**Exercise description:** The answer must consist of every record, printed exactly as it stands.

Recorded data
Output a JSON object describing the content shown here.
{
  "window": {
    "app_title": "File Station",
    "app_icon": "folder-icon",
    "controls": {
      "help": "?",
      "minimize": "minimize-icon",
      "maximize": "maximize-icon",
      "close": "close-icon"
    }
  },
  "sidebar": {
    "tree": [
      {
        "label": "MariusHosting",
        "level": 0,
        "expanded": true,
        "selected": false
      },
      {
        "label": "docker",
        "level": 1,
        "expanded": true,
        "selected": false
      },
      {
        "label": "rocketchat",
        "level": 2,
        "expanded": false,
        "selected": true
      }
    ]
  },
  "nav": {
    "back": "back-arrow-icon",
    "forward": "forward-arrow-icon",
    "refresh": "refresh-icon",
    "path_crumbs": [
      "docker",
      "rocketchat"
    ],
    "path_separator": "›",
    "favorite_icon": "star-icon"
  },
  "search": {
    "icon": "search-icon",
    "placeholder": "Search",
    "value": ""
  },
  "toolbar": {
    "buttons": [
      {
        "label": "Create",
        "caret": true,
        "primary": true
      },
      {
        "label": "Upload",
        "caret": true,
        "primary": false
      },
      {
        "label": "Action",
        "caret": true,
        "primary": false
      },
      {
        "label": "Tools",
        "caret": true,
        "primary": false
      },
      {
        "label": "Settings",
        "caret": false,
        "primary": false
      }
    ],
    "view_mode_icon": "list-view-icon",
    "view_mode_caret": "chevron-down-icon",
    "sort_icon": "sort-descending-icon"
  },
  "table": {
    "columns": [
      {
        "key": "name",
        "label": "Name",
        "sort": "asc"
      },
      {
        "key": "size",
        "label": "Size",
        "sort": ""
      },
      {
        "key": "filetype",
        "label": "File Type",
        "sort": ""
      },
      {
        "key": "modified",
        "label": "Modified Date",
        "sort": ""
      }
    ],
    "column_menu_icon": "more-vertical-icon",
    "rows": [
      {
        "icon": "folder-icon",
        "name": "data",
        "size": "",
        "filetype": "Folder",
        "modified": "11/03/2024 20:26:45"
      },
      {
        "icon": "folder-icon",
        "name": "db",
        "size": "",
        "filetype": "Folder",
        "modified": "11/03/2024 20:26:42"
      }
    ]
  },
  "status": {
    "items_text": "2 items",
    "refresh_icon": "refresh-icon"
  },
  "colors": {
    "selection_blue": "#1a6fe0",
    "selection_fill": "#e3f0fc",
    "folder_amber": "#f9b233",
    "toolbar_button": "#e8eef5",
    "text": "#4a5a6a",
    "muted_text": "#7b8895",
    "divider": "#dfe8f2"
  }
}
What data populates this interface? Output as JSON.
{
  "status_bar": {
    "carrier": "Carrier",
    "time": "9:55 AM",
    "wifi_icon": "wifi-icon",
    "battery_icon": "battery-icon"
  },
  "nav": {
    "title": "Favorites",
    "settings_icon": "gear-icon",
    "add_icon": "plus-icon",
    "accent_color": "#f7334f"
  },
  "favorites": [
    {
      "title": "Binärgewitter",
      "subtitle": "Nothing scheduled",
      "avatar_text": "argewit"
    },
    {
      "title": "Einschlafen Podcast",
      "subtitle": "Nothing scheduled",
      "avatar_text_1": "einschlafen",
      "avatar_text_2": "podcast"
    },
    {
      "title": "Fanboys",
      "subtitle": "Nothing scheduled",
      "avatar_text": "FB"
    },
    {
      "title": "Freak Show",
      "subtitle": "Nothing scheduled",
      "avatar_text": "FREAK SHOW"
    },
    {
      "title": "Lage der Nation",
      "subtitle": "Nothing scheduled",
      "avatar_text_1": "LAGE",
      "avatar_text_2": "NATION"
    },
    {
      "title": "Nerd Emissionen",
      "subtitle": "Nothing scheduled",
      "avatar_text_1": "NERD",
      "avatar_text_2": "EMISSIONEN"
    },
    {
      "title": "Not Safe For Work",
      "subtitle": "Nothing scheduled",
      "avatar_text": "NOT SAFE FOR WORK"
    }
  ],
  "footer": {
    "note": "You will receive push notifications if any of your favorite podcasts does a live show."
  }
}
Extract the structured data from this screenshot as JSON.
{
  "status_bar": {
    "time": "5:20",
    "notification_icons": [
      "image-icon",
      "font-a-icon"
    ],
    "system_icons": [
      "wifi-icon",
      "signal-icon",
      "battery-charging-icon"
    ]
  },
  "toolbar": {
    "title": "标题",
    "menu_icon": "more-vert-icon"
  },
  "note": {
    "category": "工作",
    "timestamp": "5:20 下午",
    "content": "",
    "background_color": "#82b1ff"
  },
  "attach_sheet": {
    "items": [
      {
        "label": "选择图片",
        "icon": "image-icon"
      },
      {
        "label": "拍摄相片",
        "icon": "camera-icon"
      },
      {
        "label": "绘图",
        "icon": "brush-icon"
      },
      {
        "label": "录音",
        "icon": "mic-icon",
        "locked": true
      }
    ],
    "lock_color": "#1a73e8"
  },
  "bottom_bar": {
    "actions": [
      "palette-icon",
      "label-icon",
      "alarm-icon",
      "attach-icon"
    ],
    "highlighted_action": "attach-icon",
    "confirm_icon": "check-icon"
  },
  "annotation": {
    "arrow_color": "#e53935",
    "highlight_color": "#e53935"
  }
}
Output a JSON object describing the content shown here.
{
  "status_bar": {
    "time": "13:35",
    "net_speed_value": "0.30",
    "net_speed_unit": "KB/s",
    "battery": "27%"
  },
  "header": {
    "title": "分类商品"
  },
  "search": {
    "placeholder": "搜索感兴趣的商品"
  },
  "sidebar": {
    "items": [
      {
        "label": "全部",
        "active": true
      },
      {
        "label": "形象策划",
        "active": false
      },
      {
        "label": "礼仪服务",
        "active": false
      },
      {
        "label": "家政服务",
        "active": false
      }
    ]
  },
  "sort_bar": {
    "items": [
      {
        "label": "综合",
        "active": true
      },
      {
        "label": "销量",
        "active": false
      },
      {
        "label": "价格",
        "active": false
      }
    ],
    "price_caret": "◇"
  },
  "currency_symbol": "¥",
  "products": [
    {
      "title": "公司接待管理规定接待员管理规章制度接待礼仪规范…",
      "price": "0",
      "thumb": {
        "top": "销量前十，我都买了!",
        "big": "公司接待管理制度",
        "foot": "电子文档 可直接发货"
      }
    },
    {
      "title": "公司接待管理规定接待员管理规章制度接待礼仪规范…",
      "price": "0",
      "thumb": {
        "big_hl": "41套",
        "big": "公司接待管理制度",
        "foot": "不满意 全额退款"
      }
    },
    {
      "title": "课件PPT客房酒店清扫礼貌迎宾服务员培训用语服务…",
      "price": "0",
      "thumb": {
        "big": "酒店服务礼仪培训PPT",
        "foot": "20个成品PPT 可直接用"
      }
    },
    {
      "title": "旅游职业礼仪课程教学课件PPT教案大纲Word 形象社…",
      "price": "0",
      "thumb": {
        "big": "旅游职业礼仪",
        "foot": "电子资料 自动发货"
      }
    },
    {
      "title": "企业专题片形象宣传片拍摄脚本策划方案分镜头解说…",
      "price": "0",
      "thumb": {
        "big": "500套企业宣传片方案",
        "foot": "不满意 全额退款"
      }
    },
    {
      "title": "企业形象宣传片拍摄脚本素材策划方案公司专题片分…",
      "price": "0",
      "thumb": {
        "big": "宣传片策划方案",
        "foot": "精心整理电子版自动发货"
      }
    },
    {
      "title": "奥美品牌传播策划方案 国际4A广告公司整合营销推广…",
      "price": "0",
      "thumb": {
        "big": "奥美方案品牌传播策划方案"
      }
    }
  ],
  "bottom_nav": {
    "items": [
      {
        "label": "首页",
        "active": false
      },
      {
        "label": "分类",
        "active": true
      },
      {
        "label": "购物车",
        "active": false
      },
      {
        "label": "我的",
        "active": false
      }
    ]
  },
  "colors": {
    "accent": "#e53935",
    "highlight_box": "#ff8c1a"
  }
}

**Response below:**
Output a JSON object describing the content shown here.
{
  "window": {
    "app_title": "File Station",
    "app_icon": "folder-icon",
    "controls": {
      "help": "?",
      "minimize": "minimize-icon",
      "maximize": "maximize-icon",
      "close": "close-icon"
    }
  },
  "sidebar": {
    "tree": [
      {
        "label": "MariusHosting",
        "level": 0,
        "expanded": true,
        "selected": false
      },
      {
        "label": "docker",
        "level": 1,
        "expanded": true,
        "selected": false
      },
      {
        "label": "rocketchat",
        "level": 2,
        "expanded": false,
        "selected": true
      }
    ]
  },
  "nav": {
    "back": "back-arrow-icon",
    "forward": "forward-arrow-icon",
    "refresh": "refresh-icon",
    "path_crumbs": [
      "docker",
      "rocketchat"
    ],
    "path_separator": "›",
    "favorite_icon": "star-icon"
  },
  "search": {
    "icon": "search-icon",
    "placeholder": "Search",
    "value": ""
  },
  "toolbar": {
    "buttons": [
      {
        "label": "Create",
        "caret": true,
        "primary": true
      },
      {
        "label": "Upload",
        "caret": true,
        "primary": false
      },
      {
        "label": "Action",
        "caret": true,
        "primary": false
      },
      {
        "label": "Tools",
        "caret": true,
        "primary": false
      },
      {
        "label": "Settings",
        "caret": false,
        "primary": false
      }
    ],
    "view_mode_icon": "list-view-icon",
    "view_mode_caret": "chevron-down-icon",
    "sort_icon": "sort-descending-icon"
  },
  "table": {
    "columns": [
      {
        "key": "name",
        "label": "Name",
        "sort": "asc"
      },
      {
        "key": "size",
        "label": "Size",
        "sort": ""
      },
      {
        "key": "filetype",
        "label": "File Type",
        "sort": ""
      },
      {
        "key": "modified",
        "label": "Modified Date",
        "sort": ""
      }
    ],
    "column_menu_icon": "more-vertical-icon",
    "rows": [
      {
        "icon": "folder-icon",
        "name": "data",
        "size": "",
        "filetype": "Folder",
        "modified": "11/03/2024 20:26:45"
      },
      {
        "icon": "folder-icon",
        "name": "db",
        "size": "",
        "filetype": "Folder",
        "modified": "11/03/2024 20:26:42"
      }
    ]
  },
  "status": {
    "items_text": "2 items",
    "refresh_icon": "refresh-icon"
  },
  "colors": {
    "selection_blue": "#1a6fe0",
    "selection_fill": "#e3f0fc",
    "folder_amber": "#f9b233",
    "toolbar_button": "#e8eef5",
    "text": "#4a5a6a",
    "muted_text": "#7b8895",
    "divider": "#dfe8f2"
  }
}
What data populates this interface? Output as JSON.
{
  "status_bar": {
    "carrier": "Carrier",
    "time": "9:55 AM",
    "wifi_icon": "wifi-icon",
    "battery_icon": "battery-icon"
  },
  "nav": {
    "title": "Favorites",
    "settings_icon": "gear-icon",
    "add_icon": "plus-icon",
    "accent_color": "#f7334f"
  },
  "favorites": [
    {
      "title": "Binärgewitter",
      "subtitle": "Nothing scheduled",
      "avatar_text": "argewit"
    },
    {
      "title": "Einschlafen Podcast",
      "subtitle": "Nothing scheduled",
      "avatar_text_1": "einschlafen",
      "avatar_text_2": "podcast"
    },
    {
      "title": "Fanboys",
      "subtitle": "Nothing scheduled",
      "avatar_text": "FB"
    },
    {
      "title": "Freak Show",
      "subtitle": "Nothing scheduled",
      "avatar_text": "FREAK SHOW"
    },
    {
      "title": "Lage der Nation",
      "subtitle": "Nothing scheduled",
      "avatar_text_1": "LAGE",
      "avatar_text_2": "NATION"
    },
    {
      "title": "Nerd Emissionen",
      "subtitle": "Nothing scheduled",
      "avatar_text_1": "NERD",
      "avatar_text_2": "EMISSIONEN"
    },
    {
      "title": "Not Safe For Work",
      "subtitle": "Nothing scheduled",
      "avatar_text": "NOT SAFE FOR WORK"
    }
  ],
  "footer": {
    "note": "You will receive push notifications if any of your favorite podcasts does a live show."
  }
}
Extract the structured data from this screenshot as JSON.
{
  "status_bar": {
    "time": "5:20",
    "notification_icons": [
      "image-icon",
      "font-a-icon"
    ],
    "system_icons": [
      "wifi-icon",
      "signal-icon",
      "battery-charging-icon"
    ]
  },
  "toolbar": {
    "title": "标题",
    "menu_icon": "more-vert-icon"
  },
  "note": {
    "category": "工作",
    "timestamp": "5:20 下午",
    "content": "",
    "background_color": "#82b1ff"
  },
  "attach_sheet": {
    "items": [
      {
        "label": "选择图片",
        "icon": "image-icon"
      },
      {
        "label": "拍摄相片",
        "icon": "camera-icon"
      },
      {
        "label": "绘图",
        "icon": "brush-icon"
      },
      {
        "label": "录音",
        "icon": "mic-icon",
        "locked": true
      }
    ],
    "lock_color": "#1a73e8"
  },
  "bottom_bar": {
    "actions": [
      "palette-icon",
      "label-icon",
      "alarm-icon",
      "attach-icon"
    ],
    "highlighted_action": "attach-icon",
    "confirm_icon": "check-icon"
  },
  "annotation": {
    "arrow_color": "#e53935",
    "highlight_color": "#e53935"
  }
}
Output a JSON object describing the content shown here.
{
  "status_bar": {
    "time": "13:35",
    "net_speed_value": "0.30",
    "net_speed_unit": "KB/s",
    "battery": "27%"
  },
  "header": {
    "title": "分类商品"
  },
  "search": {
    "placeholder": "搜索感兴趣的商品"
  },
  "sidebar": {
    "items": [
      {
        "label": "全部",
        "active": true
      },
      {
        "label": "形象策划",
        "active": false
      },
      {
        "label": "礼仪服务",
        "active": false
      },
      {
        "label": "家政服务",
        "active": false
      }
    ]
  },
  "sort_bar": {
    "items": [
      {
        "label": "综合",
        "active": true
      },
      {
        "label": "销量",
        "active": false
      },
      {
        "label": "价格",
        "active": false
      }
    ],
    "price_caret": "◇"
  },
  "currency_symbol": "¥",
  "products": [
    {
      "title": "公司接待管理规定接待员管理规章制度接待礼仪规范…",
      "price": "0",
      "thumb": {
        "top": "销量前十，我都买了!",
        "big": "公司接待管理制度",
        "foot": "电子文档 可直接发货"
      }
    },
    {
      "title": "公司接待管理规定接待员管理规章制度接待礼仪规范…",
      "price": "0",
      "thumb": {
        "big_hl": "41套",
        "big": "公司接待管理制度",
        "foot": "不满意 全额退款"
      }
    },
    {
      "title": "课件PPT客房酒店清扫礼貌迎宾服务员培训用语服务…",
      "price": "0",
      "thumb": {
        "big": "酒店服务礼仪培训PPT",
        "foot": "20个成品PPT 可直接用"
      }
    },
    {
      "title": "旅游职业礼仪课程教学课件PPT教案大纲Word 形象社…",
      "price": "0",
      "thumb": {
        "big": "旅游职业礼仪",
        "foot": "电子资料 自动发货"
      }
    },
    {
      "title": "企业专题片形象宣传片拍摄脚本策划方案分镜头解说…",
      "price": "0",
      "thumb": {
        "big": "500套企业宣传片方案",
        "foot": "不满意 全额退款"
      }
    },
    {
      "title": "企业形象宣传片拍摄脚本素材策划方案公司专题片分…",
      "price": "0",
      "thumb": {
        "big": "宣传片策划方案",
        "foot": "精心整理电子版自动发货"
      }
    },
    {
      "title": "奥美品牌传播策划方案 国际4A广告公司整合营销推广…",
      "price": "0",
      "thumb": {
        "big": "奥美方案品牌传播策划方案"
      }
    }
  ],
  "bottom_nav": {
    "items": [
      {
        "label": "首页",
        "active": false
      },
      {
        "label": "分类",
        "active": true
      },
      {
        "label": "购物车",
        "active": false
      },
      {
        "label": "我的",
        "active": false
      }
    ]
  },
  "colors": {
    "accent": "#e53935",
    "highlight_box": "#ff8c1a"
  }
}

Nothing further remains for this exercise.